Many of us look forward to Groundhog Day to predict how much longer we will have to endure winter. Will Punxsutawney Phil see his shadow, or is spring around the corner? You may or may not be familiar with the classic movie Groundhog Day starring Bill Murray. His character is caught in a time loop, reliving the same day over and over again. Perhaps you have a sense of routinely doing the same thing, day in and day out. Many people can relate to the monotony and humdrum of the winter months.
The New Year has come and gone and perhaps with it so has the motivation to stick to those resolutions. We are back in the routine we had before the holidays and the winter breaks and may be feeling bored, unmotivated and stuck. I personally have always used this time of year to tap into motivation and get ready to embrace the thaw, physically and emotionally. It can be hard enough to make healthy lifestyle changes, but staying motivated is a major component to seeing lasting effects. As dancers and movers, we may be continuing to move throughout the winter months, but how do we challenge the status quo? How can we reconnect to movement to get us out of a rut and in to a fresh start?
Here are some tips to staying motivated when you feel anything but and how to get yourself out of a rut and into a new and exciting routine.
#1.Try something new.
It’s important to switch up your routine, not only to combat boredom but also to keep your brain and body flexible. Going out of your comfort zone, although scary, can have lasting benefits. Try a new dance style, take class from a new instructor, or try something less structured like authentic movement, ecstatic dance or improvisation.
#2. Embrace a new environment.
We are often a product of our environment which can help us or hinder us. It may take a change in scenery to jumpstart a change in your routine. While we cannot all afford the time or luxury to take a vacation, consider stepping into a new dance studio, eating at a new restaurant or finding a quiet spot in your neighborhood outside of your home.
#3. Take some time off.
What you might need the most is some downtime, a break from your normal dance/movement routine. When was the last time you took time for you? Often times, our routine is just that — routine. We are operating on autopilot and forget to take a break from it. Take a step back, and give yourself some space from the monotony and predictability of your daily regimen.
#4. Grab a partner.
Are you having trouble holding yourself accountable? Find a buddy to help you out of your rut. Remember, it’s not about competition but collaboration and support. If you are really adventurous, try making a new friend, one who can join you in or reinforce your new routine.
#5. Challenge yourself.
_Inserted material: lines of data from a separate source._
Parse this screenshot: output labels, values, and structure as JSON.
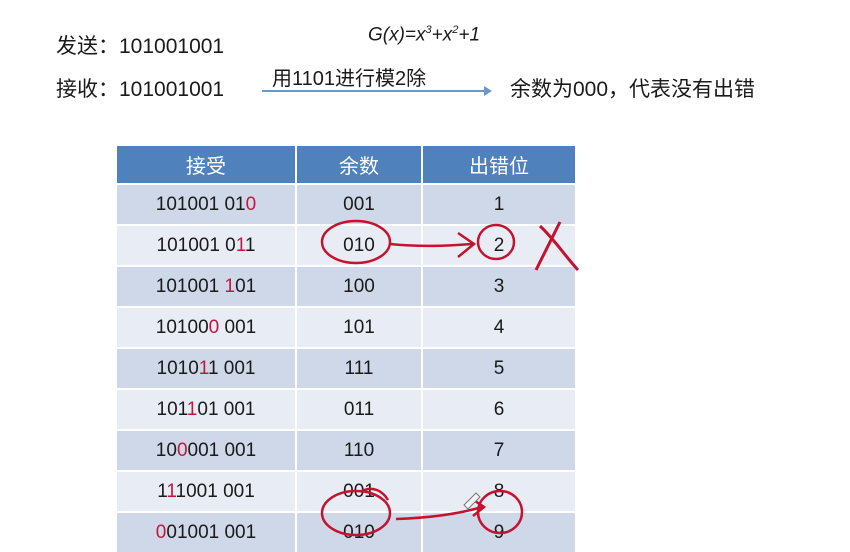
{
  "header": {
    "send_label": "发送：",
    "send_value": "101001001",
    "recv_label": "接收：",
    "recv_value": "101001001",
    "poly_prefix": "G(x)=x",
    "poly_exp1": "3",
    "poly_mid": "+x",
    "poly_exp2": "2",
    "poly_suffix": "+1",
    "arrow_label": "用1101进行模2除",
    "result": "余数为000，代表没有出错"
  },
  "table": {
    "headers": [
      "接受",
      "余数",
      "出错位"
    ],
    "rows": [
      {
        "pre": "101001 01",
        "err": "0",
        "post": "",
        "rem": "001",
        "pos": "1"
      },
      {
        "pre": "101001 0",
        "err": "1",
        "post": "1",
        "rem": "010",
        "pos": "2"
      },
      {
        "pre": "101001 ",
        "err": "1",
        "post": "01",
        "rem": "100",
        "pos": "3"
      },
      {
        "pre": "10100",
        "err": "0",
        "post": " 001",
        "rem": "101",
        "pos": "4"
      },
      {
        "pre": "1010",
        "err": "1",
        "post": "1 001",
        "rem": "111",
        "pos": "5"
      },
      {
        "pre": "101",
        "err": "1",
        "post": "01 001",
        "rem": "011",
        "pos": "6"
      },
      {
        "pre": "10",
        "err": "0",
        "post": "001 001",
        "rem": "110",
        "pos": "7"
      },
      {
        "pre": "1",
        "err": "1",
        "post": "1001 001",
        "rem": "001",
        "pos": "8"
      },
      {
        "pre": "",
        "err": "0",
        "post": "01001 001",
        "rem": "010",
        "pos": "9"
      }
    ]
  },
  "colors": {
    "header_bg": "#4f81bd",
    "row_dark": "#cfd8e8",
    "row_light": "#e8edf5",
    "error_bit": "#c0163f",
    "annotation": "#c4122f"
  }
}
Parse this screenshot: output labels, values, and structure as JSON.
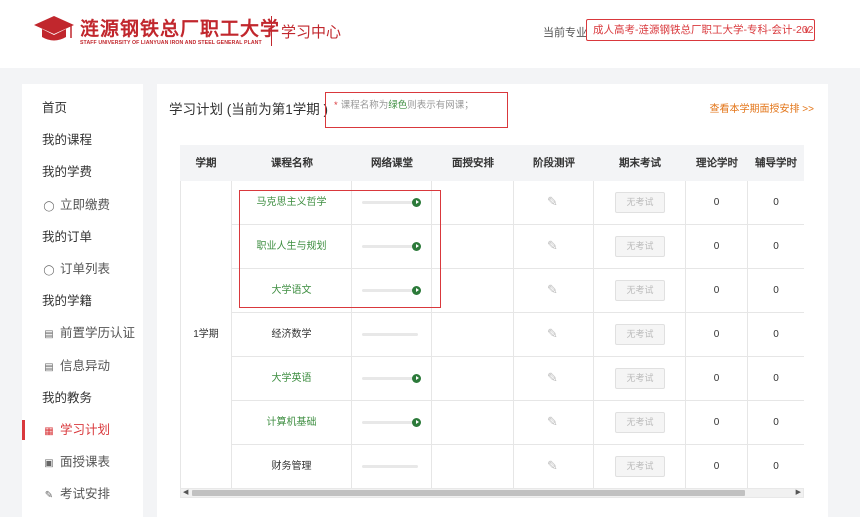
{
  "header": {
    "logo_cn": "涟源钢铁总厂职工大学",
    "logo_en": "STAFF UNIVERSITY OF LIANYUAN IRON AND STEEL GENERAL PLANT",
    "subtitle": "学习中心",
    "major_label": "当前专业",
    "major_value": "成人高考-涟源钢铁总厂职工大学-专科-会计-2021"
  },
  "sidebar": {
    "items": [
      {
        "label": "首页",
        "icon": "",
        "type": "top"
      },
      {
        "label": "我的课程",
        "icon": "",
        "type": "top"
      },
      {
        "label": "我的学费",
        "icon": "",
        "type": "top"
      },
      {
        "label": "立即缴费",
        "icon": "coin-icon",
        "type": "sub"
      },
      {
        "label": "我的订单",
        "icon": "",
        "type": "top"
      },
      {
        "label": "订单列表",
        "icon": "coin-icon",
        "type": "sub"
      },
      {
        "label": "我的学籍",
        "icon": "",
        "type": "top"
      },
      {
        "label": "前置学历认证",
        "icon": "document-icon",
        "type": "sub"
      },
      {
        "label": "信息异动",
        "icon": "document-icon",
        "type": "sub"
      },
      {
        "label": "我的教务",
        "icon": "",
        "type": "top"
      },
      {
        "label": "学习计划",
        "icon": "grid-icon",
        "type": "sub",
        "active": true
      },
      {
        "label": "面授课表",
        "icon": "calendar-icon",
        "type": "sub"
      },
      {
        "label": "考试安排",
        "icon": "edit-icon",
        "type": "sub"
      }
    ]
  },
  "main": {
    "title": "学习计划 (当前为第1学期 )",
    "note_star": "*",
    "note_prefix": "课程名称为",
    "note_green": "绿色",
    "note_suffix": "则表示有网课；",
    "view_link": "查看本学期面授安排 >>",
    "table": {
      "headers": [
        "学期",
        "课程名称",
        "网络课堂",
        "面授安排",
        "阶段测评",
        "期末考试",
        "理论学时",
        "辅导学时"
      ],
      "term": "1学期",
      "final_button": "无考试",
      "rows": [
        {
          "name": "马克思主义哲学",
          "online": true,
          "theory": "0",
          "tutor": "0"
        },
        {
          "name": "职业人生与规划",
          "online": true,
          "theory": "0",
          "tutor": "0"
        },
        {
          "name": "大学语文",
          "online": true,
          "theory": "0",
          "tutor": "0"
        },
        {
          "name": "经济数学",
          "online": false,
          "theory": "0",
          "tutor": "0"
        },
        {
          "name": "大学英语",
          "online": true,
          "theory": "0",
          "tutor": "0"
        },
        {
          "name": "计算机基础",
          "online": true,
          "theory": "0",
          "tutor": "0"
        },
        {
          "name": "财务管理",
          "online": false,
          "theory": "0",
          "tutor": "0"
        }
      ]
    }
  },
  "colors": {
    "brand_red": "#c1272d",
    "accent_red": "#d9383c",
    "online_green": "#3e8e41",
    "link_orange": "#e3761a"
  }
}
Always set goals for yourself in order to measure progress and encourage improvement. We don’t grow from a place of comfort and familiarity. We must step out of our comfort zone if we want to progress and change. To be honest, challenging ourselves isn’t just about learning a new trick, perfecting a split or nailing that triple turn. A challenge can be just the opposite. It might mean slowing down, not pushing through the pain and listening to your body when exhaustion sets in. Most importantly, changing your routine means challenging your habits.
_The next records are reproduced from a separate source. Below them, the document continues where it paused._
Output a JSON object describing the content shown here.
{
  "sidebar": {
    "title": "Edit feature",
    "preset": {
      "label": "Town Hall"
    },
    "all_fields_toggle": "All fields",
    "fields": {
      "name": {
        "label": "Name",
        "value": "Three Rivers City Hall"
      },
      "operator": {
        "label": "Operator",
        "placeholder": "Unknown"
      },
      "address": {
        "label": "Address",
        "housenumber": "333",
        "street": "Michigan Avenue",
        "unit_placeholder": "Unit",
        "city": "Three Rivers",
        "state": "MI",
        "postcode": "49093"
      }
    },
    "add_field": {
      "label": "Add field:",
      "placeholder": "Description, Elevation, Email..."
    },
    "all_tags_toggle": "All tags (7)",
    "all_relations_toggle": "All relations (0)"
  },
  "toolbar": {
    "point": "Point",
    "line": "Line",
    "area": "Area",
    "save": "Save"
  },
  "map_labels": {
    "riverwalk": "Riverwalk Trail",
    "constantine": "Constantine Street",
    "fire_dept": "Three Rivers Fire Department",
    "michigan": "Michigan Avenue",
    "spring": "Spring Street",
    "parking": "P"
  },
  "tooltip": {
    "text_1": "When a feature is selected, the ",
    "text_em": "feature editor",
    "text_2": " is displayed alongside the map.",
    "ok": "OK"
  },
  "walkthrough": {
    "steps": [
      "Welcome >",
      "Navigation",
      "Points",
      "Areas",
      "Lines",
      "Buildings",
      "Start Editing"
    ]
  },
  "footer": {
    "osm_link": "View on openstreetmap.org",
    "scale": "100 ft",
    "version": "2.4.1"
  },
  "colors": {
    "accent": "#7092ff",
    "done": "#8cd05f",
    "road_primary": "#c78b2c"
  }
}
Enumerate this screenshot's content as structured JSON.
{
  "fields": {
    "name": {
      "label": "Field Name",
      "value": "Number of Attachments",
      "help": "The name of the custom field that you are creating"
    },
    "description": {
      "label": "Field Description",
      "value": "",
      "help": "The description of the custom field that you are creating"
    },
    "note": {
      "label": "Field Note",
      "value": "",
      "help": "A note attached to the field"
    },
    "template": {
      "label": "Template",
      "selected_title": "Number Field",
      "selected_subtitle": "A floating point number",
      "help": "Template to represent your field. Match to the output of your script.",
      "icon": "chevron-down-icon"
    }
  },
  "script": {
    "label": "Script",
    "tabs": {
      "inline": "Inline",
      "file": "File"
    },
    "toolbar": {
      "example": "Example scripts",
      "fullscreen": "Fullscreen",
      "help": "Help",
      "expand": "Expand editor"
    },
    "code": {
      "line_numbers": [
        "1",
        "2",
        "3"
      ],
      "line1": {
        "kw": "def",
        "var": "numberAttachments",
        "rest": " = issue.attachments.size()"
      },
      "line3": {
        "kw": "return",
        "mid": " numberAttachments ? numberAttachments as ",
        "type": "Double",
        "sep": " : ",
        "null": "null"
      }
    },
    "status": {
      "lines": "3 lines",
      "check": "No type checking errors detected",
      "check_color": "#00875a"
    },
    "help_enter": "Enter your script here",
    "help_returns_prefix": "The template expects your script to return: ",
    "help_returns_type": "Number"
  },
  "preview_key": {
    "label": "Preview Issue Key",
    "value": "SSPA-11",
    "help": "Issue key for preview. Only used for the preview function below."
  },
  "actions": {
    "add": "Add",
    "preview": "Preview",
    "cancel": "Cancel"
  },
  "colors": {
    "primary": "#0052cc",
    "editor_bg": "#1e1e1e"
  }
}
To avoid living the same day over and over again, it is vital that we challenge the way we move. Are you constantly moving? Then take a break. Not moving enough or feeling frozen? Try micro movements to get your muscles loose and your mind mobile. For those of us who find safety and focus in a daily routine, it is important to maintain the structure that the routine provides without losing motivation and creativity. Be sure to keep those goals in mind when moving through your rut. We want to have power over our choices rather than allowing those daily regimens to have power over us. Most of all, remember that a rut is just a sign that we need a change. Find ways to make small changes, and you will see big rewards.
By Erica Hornthal, LCPC, BC-DMT, Dance/Movement Therapist.
Erica Hornthal is a licensed professional clinical counselor and board certified dance/movement therapist based in Chicago, IL. She received her MA in Dance/Movement Therapy and Counseling from Columbia College Chicago and her BS in Psychology from the University of Illinois Champaign-Urbana. Erica is the founder and CEO of Chicago Dance Therapy, the premier dance therapy and counseling practice in Chicago, IL. As a body-centered psychotherapist, Erica assists clients of all ages and abilities in harnessing the power of the mind-body connection to create greater awareness and understanding of emotional and mental health. For more, visit www.ericahornthal.com.